(Work to be completed): Tally the lines of these entries that include "html"; respond with only that tally.
++++++++++++++++++++
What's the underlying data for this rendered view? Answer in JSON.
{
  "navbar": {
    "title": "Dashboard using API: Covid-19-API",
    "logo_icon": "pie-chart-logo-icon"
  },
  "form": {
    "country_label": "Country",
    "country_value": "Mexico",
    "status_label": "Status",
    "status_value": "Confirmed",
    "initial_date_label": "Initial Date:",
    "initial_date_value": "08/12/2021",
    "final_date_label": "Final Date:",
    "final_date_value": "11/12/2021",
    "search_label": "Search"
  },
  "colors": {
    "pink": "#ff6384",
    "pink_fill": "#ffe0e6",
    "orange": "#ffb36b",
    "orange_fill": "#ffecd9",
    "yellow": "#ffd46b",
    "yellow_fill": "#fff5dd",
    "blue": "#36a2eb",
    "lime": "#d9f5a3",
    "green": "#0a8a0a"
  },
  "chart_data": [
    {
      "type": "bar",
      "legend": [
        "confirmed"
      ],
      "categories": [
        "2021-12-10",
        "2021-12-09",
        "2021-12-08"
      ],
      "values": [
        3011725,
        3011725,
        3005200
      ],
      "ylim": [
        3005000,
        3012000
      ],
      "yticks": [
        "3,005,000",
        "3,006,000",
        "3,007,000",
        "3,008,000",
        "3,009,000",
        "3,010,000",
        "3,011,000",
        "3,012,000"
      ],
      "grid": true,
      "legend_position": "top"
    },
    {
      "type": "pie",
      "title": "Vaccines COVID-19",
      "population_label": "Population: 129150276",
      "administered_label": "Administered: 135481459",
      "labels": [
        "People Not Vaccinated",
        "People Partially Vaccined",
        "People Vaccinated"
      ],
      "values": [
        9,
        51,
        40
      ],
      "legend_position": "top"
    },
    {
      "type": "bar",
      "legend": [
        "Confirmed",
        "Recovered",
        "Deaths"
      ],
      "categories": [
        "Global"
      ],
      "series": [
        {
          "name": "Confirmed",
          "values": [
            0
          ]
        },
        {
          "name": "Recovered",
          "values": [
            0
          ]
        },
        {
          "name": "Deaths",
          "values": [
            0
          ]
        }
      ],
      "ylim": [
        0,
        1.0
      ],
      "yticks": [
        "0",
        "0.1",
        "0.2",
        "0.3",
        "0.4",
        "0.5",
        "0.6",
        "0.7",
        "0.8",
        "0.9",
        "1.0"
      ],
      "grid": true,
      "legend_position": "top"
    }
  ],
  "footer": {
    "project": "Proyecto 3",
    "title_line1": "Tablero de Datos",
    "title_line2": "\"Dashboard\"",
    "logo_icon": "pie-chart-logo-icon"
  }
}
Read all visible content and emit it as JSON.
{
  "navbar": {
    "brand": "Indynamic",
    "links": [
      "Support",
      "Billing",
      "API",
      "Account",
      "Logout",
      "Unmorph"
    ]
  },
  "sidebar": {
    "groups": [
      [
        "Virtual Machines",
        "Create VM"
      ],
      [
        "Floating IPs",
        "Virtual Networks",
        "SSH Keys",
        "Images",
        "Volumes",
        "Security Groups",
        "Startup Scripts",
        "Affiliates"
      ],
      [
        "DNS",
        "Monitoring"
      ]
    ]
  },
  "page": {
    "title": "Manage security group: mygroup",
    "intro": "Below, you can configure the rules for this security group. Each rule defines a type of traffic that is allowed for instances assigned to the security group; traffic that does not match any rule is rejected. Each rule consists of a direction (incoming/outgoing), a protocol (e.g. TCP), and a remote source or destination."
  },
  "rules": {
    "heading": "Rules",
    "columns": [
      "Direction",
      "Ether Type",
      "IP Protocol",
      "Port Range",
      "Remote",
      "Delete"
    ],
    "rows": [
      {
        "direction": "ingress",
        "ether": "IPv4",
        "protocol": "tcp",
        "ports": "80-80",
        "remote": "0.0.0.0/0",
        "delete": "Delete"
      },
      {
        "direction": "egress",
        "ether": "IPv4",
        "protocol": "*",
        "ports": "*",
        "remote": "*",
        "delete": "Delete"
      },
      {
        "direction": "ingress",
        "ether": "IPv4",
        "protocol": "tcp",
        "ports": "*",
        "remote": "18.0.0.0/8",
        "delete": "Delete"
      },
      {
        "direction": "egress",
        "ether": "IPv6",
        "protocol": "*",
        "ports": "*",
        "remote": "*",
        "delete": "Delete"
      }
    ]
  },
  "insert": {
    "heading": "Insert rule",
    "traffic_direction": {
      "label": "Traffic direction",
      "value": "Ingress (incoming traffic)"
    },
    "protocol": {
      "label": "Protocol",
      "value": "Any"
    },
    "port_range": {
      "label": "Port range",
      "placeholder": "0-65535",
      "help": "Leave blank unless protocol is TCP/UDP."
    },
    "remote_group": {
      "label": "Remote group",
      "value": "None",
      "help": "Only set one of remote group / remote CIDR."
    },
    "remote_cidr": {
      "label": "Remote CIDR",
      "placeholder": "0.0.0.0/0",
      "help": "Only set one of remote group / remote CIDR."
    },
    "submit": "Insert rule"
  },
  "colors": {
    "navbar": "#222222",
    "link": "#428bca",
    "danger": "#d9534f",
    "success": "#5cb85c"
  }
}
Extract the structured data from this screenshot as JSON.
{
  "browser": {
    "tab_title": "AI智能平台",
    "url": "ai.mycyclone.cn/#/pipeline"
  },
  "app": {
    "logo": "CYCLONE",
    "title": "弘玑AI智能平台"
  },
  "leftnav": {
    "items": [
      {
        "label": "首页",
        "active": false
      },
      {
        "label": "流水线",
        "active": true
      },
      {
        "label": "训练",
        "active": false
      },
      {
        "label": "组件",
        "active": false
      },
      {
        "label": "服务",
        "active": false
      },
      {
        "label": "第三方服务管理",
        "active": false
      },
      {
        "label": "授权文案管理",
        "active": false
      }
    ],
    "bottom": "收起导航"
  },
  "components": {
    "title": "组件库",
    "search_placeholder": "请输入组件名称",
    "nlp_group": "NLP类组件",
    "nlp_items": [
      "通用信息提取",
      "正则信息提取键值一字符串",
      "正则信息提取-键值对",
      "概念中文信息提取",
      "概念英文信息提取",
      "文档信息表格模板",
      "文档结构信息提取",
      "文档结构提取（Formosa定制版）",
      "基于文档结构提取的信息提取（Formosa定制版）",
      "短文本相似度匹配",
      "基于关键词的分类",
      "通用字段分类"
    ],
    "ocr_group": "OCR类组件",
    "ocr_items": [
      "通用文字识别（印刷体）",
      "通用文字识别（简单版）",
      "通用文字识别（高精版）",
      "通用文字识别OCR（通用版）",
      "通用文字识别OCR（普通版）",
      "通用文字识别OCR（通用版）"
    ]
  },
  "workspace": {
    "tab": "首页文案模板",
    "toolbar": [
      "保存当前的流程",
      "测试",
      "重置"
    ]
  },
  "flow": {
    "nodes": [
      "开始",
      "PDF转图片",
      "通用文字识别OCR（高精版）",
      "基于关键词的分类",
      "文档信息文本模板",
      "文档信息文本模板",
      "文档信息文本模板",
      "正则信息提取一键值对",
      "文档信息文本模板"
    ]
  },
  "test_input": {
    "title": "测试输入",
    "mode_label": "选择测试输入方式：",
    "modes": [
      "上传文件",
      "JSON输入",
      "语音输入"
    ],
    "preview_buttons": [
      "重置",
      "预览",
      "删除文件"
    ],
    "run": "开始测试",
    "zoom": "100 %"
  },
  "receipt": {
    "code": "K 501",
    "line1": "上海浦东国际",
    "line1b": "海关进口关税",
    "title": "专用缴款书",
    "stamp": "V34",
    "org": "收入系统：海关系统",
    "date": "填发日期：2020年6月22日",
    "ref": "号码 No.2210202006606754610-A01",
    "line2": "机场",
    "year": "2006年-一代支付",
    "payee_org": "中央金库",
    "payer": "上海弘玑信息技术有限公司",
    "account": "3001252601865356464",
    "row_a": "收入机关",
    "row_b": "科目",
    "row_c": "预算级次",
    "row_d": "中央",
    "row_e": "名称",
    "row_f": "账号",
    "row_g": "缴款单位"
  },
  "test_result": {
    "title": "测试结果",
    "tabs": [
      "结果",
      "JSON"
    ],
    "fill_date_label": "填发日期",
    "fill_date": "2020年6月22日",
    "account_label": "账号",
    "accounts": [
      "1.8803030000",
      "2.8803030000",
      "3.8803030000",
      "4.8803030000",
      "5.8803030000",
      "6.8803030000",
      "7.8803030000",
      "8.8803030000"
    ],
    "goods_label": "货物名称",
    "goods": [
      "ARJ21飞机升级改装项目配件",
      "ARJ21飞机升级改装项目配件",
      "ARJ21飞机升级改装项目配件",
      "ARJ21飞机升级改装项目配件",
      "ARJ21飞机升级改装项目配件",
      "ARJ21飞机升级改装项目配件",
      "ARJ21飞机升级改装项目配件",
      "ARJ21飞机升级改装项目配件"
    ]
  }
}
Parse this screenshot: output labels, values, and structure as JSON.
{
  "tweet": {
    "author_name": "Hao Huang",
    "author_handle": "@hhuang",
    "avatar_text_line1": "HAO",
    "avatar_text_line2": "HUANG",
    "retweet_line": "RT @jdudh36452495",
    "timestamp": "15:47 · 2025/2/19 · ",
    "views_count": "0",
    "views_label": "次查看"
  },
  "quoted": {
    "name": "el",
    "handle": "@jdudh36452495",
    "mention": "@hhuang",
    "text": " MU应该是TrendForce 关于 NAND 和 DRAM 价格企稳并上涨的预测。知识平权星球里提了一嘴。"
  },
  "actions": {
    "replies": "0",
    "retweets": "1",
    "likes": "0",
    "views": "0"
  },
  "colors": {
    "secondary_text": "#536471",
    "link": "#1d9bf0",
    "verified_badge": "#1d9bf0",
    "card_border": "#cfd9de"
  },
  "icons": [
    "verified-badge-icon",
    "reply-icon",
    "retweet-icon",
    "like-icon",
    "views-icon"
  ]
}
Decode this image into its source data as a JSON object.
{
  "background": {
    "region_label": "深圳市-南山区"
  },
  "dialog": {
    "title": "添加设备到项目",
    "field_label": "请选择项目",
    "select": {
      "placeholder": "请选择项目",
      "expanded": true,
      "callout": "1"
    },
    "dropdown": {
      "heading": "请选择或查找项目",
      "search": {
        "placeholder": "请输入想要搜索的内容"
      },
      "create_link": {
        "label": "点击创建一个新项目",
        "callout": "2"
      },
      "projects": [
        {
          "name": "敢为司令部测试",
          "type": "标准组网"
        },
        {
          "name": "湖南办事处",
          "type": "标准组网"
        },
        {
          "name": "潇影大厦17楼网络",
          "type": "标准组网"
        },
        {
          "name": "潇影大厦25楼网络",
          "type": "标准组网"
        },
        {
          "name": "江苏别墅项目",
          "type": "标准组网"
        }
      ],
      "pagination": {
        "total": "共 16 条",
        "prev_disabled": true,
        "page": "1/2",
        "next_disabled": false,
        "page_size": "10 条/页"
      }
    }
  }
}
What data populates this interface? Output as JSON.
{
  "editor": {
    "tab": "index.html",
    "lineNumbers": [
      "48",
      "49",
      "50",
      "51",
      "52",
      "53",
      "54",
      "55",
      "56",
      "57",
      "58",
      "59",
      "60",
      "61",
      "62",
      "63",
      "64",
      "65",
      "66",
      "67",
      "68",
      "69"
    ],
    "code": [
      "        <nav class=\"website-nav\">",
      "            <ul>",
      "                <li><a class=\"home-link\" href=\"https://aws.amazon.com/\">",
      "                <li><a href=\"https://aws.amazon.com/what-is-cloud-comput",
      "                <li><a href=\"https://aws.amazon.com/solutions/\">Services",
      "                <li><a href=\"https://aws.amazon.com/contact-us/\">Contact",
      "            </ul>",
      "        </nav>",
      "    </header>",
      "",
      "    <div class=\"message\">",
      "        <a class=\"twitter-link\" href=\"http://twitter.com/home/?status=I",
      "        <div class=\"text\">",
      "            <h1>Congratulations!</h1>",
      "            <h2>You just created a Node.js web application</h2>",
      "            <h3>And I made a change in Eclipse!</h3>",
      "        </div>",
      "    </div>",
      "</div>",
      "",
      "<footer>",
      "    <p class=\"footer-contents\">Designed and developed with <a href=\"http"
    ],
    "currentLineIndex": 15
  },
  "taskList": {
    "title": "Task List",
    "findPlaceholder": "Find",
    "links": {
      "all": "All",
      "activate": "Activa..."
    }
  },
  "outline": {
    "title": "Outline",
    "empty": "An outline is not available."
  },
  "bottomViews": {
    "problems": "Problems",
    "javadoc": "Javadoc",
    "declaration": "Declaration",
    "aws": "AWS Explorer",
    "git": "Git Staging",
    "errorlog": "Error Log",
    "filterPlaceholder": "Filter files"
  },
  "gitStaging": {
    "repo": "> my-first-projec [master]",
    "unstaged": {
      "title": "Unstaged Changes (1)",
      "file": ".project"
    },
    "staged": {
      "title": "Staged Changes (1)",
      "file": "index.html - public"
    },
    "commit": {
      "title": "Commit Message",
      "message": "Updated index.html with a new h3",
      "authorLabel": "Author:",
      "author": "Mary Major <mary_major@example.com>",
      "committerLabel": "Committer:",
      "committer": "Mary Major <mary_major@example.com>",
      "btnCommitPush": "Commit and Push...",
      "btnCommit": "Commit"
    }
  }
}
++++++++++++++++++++
(Final answer): 3